Did we get to the top? Heck no! That would take hours and require amazing levels of fitness that I, for one, did not have.
What you do is you drive into the park and go about 8 kilometers by car along a very bumpy, gravel road. Along the way you see vicunyas, special alpine llamas-meet-deer, and fog rolls in and out. We were lucky because the top of Chimborazo came into view a few times for us.
|The two buildings are the two refuges - |
they're not that far apart, but it feels farther when you're hiking it at altitude.
|V for Victory!|
The second refuge is at 5000m/16,400ft. high. A lot of the Ecuadorians were going a little further up to play in the snow since they hardly ever get to see snow. However, I was ready to get back to slightly thicker air so Greg and I hiked back down to have some tea and cookies in the first refuge.

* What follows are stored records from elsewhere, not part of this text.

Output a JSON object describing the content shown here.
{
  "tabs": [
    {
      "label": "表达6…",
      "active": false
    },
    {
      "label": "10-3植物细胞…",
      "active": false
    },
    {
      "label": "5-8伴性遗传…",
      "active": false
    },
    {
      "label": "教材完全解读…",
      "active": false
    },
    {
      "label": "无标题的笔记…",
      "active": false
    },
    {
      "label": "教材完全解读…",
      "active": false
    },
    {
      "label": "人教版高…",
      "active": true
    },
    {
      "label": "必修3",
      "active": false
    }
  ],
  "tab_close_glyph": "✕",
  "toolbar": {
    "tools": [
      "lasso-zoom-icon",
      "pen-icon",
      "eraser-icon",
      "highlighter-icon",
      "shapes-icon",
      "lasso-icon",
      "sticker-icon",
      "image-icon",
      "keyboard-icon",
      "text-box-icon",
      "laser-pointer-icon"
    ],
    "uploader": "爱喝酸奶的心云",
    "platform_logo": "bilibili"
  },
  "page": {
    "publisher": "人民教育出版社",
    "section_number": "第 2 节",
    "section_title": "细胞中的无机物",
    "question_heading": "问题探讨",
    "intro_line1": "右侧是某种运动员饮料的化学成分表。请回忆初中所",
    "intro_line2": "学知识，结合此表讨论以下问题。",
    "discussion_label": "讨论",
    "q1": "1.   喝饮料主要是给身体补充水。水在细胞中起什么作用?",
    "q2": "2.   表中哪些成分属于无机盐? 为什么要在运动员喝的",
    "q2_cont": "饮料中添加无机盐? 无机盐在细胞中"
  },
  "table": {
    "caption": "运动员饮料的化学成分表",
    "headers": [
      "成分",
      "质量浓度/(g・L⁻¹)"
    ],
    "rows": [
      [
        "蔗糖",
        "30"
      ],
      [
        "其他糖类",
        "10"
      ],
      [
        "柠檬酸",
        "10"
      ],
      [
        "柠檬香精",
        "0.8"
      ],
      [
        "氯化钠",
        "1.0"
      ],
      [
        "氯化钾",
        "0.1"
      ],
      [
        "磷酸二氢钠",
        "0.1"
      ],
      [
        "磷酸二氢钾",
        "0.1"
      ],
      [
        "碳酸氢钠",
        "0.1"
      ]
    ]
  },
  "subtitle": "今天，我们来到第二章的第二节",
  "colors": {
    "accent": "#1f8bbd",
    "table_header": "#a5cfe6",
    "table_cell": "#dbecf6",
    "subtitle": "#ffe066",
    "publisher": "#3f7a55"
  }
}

Our friends joined us and then, we got ready to go. Little did we know that we had left the car with its lights on while we were hiking.
|Chimborazo's summit peeking out for us|
The car starts to roll down the hill and it turns on! I know most of you who know about cars were probably thinking "well, duh" at this point, but I had no idea if this pushing idea would really work or not.
The rest of our trip down Chimborazo and back home was fairly uneventful. We did pass the most beautiful river valley I've ever seen, but nothing was as exciting as pushing a car down a mountain. And there were friendly llamas, which always make life better.
|Enjoy the llama cuteness!|